Dubai Investors Takes Over 2 Luxurious Nairobi Hotels


A Dubai-based firm took over the management of three luxurious hotels in Kenya; two based in Nairobi and one in Eldoret County. 

Aleph Hospitality signed an agreement with the three hotels; Boma Nairobi, Boma Inn Nairobi, and Boma Inn Eldoret, which are owned by Red Court Hotel ran by the Kenya Red Cross Society. 

The Middle East investors said that they would turn around the fortunes of the three hotels amid the escalating Covid-19 pandemic which has ravaged the hospitality sector. 

“We are delighted to take over the management of the three Boma Hotels in a deal that strengthens our presence and services in Kenya,” the directors of the Dubai firm said. 

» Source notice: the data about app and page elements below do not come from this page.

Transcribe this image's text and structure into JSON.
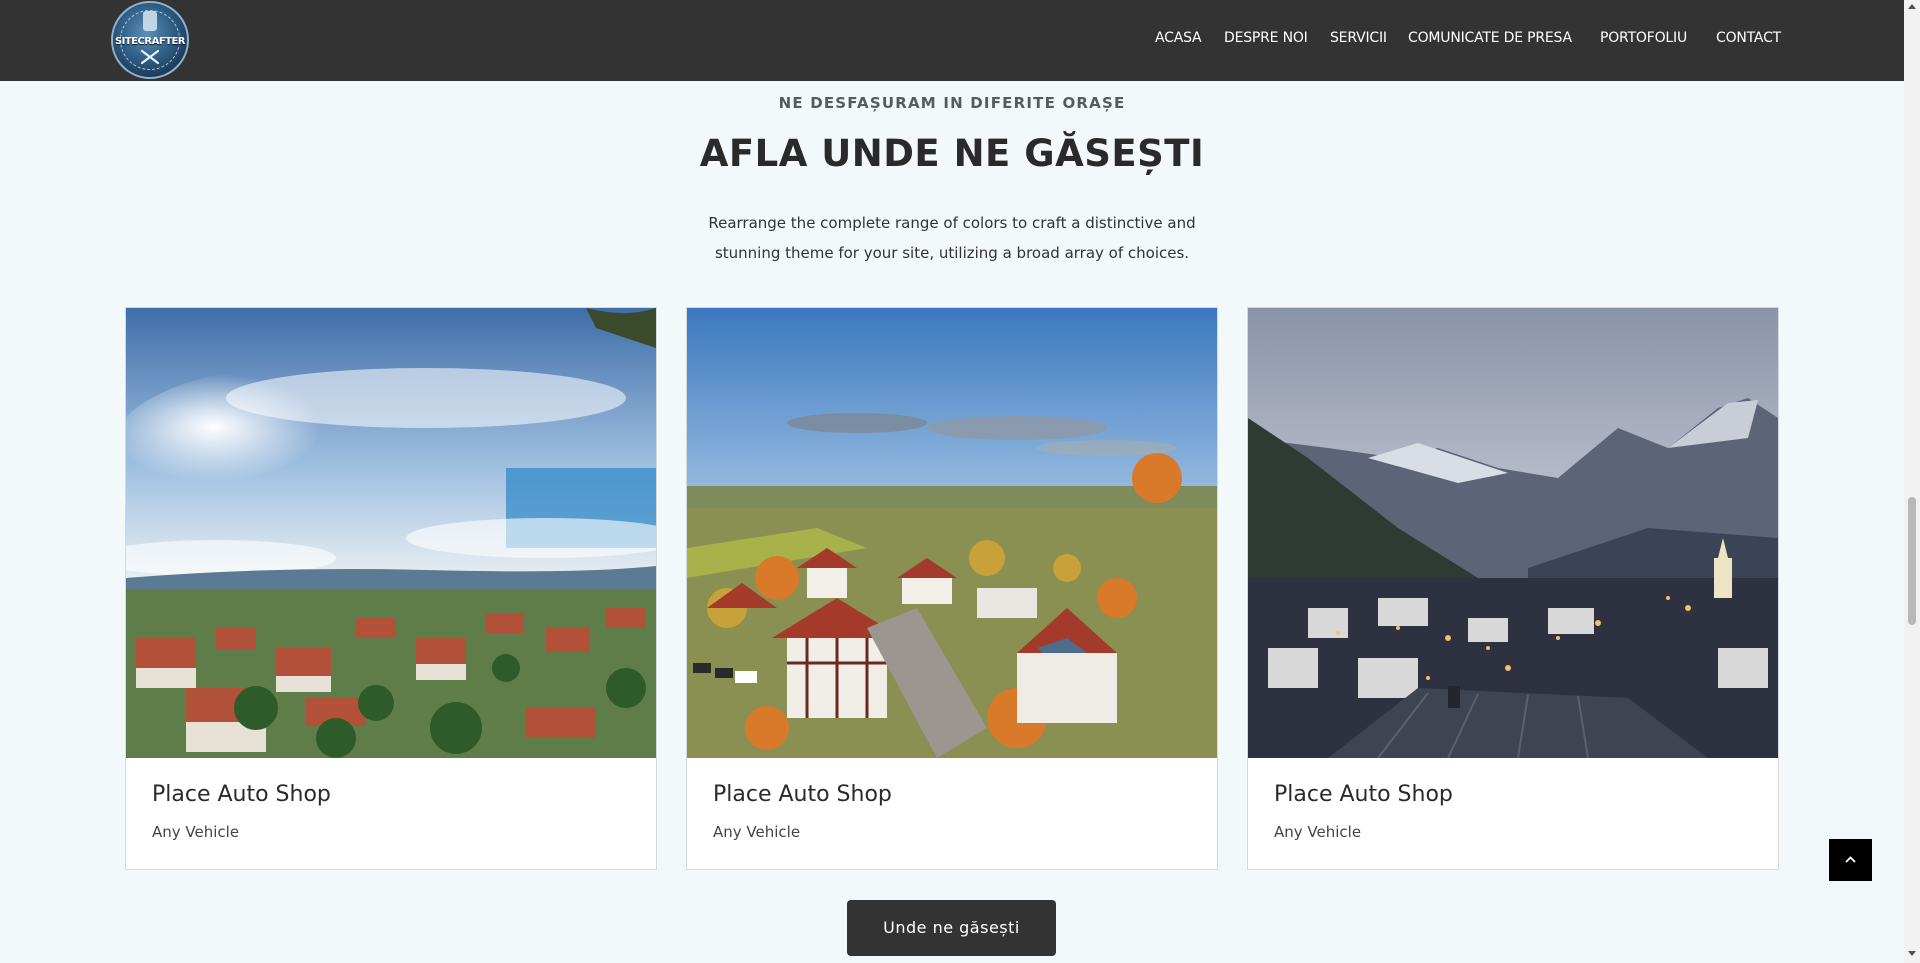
{
  "header": {
    "logo_text": "SITECRAFTER",
    "nav": [
      {
        "label": "ACASA"
      },
      {
        "label": "DESPRE NOI"
      },
      {
        "label": "SERVICII"
      },
      {
        "label": "COMUNICATE DE PRESA"
      },
      {
        "label": "PORTOFOLIU"
      },
      {
        "label": "CONTACT"
      }
    ]
  },
  "section": {
    "eyebrow": "NE DESFAȘURAM IN DIFERITE ORAȘE",
    "title": "AFLA UNDE NE GĂSEȘTI",
    "subtitle_line1": "Rearrange the complete range of colors to craft a distinctive and",
    "subtitle_line2": "stunning theme for your site, utilizing a broad array of choices."
  },
  "cards": [
    {
      "title": "Place Auto Shop",
      "subtitle": "Any Vehicle",
      "image": "town-blue-sky-photo"
    },
    {
      "title": "Place Auto Shop",
      "subtitle": "Any Vehicle",
      "image": "autumn-village-photo"
    },
    {
      "title": "Place Auto Shop",
      "subtitle": "Any Vehicle",
      "image": "mountain-town-dusk-photo"
    }
  ],
  "cta": {
    "label": "Unde ne găsești"
  },
  "icons": {
    "back_to_top": "chevron-up-icon"
  },
  "colors": {
    "header_bg": "#333333",
    "page_bg": "#f3f8fa",
    "button_bg": "#333333",
    "back_to_top_bg": "#000000"
  }
}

Abbas Gullet, former Kenya Red Cross Secretary-General and Chairperson Red Court Hote addresses the media in 2019


Abbas Gullet, former Kenya Red Cross Secretary-General, and Chairperson Red Court Hotel lauded the foreigners as a professional management company that is familiar with local and global business and hospitality market. 

The three-star hotels offer spas, accommodation, conferences, and gym services and are a favourite among foreign tourists and guests who travel to Kenya. 

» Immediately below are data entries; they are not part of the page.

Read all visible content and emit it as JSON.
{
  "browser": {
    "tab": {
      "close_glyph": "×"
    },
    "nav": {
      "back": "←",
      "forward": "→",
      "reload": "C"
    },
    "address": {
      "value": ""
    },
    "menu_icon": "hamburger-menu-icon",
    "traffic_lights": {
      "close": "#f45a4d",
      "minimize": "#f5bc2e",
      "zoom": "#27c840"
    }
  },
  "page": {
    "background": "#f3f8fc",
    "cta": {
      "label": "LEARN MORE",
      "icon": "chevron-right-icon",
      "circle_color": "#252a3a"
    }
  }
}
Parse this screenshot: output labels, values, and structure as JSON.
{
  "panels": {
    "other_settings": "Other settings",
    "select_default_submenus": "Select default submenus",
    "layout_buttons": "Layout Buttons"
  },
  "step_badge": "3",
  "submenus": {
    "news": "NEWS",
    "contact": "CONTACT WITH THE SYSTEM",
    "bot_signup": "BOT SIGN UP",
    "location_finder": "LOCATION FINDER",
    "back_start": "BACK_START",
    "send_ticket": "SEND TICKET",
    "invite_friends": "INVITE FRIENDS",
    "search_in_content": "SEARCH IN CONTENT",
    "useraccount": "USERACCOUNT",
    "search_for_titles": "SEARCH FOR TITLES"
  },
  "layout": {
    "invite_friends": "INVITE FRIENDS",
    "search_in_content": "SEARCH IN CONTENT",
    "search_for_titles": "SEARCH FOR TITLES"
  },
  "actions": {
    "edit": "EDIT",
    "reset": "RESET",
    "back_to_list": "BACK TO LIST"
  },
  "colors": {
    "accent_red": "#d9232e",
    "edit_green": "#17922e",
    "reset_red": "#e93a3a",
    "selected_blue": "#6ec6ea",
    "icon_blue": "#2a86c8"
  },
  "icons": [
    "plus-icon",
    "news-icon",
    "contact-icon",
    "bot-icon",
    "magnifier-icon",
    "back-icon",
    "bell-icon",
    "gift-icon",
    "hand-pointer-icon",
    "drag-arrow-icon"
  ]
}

The Dubai firm, Aleph, also manages Best Western Plus and Marriot hotels in Kenya. 

Several hotels were shut down after the Covid-19 pandemic broke out in Kenya, owing to debts and government measures set to curb Covid-19. Most facilities recorded losses during the crisis. 

Some hotels offered pay cuts to their employees, while others were forced to retrench the staff. In May 2020, Fairmont announced the indefinite closure of two of its luxurious hotels in the country; The Norfolk Hotel in Nairobi and the luxurious Mara Safari Club citing the adverse effects of the Covid-19 pandemic on the hospitality industry as the key reason.

Lavish hotels in Mombasa slashed their rates by half to attract guests and to also ensure a return on investment during the crisis. 4-Star hotels on the South Coast as well as some on the main island reworked their rates and opened up their establishments to activities such as deep-sea diving, dhow cruises, and hotel games involving the locals.

A survey conducted by the Central Bank of Kenya (CBK) between September 21, and 23, 2020, indicated that, on average, hotel bed occupancy declined from 67 percent in February to bottom out at 10 percent in May, and recovered partially to 24 percent by September.

The report also showed that 64 percent of hotels that had closed during the pandemic period did not participate in any alternative economic activity. However, a majority of the rest (29 percent) were engaged in renovations and maintenance in a bid to adapt to the new normal before reopening.


A beach hotel at the Indian Ocean in Mombasa County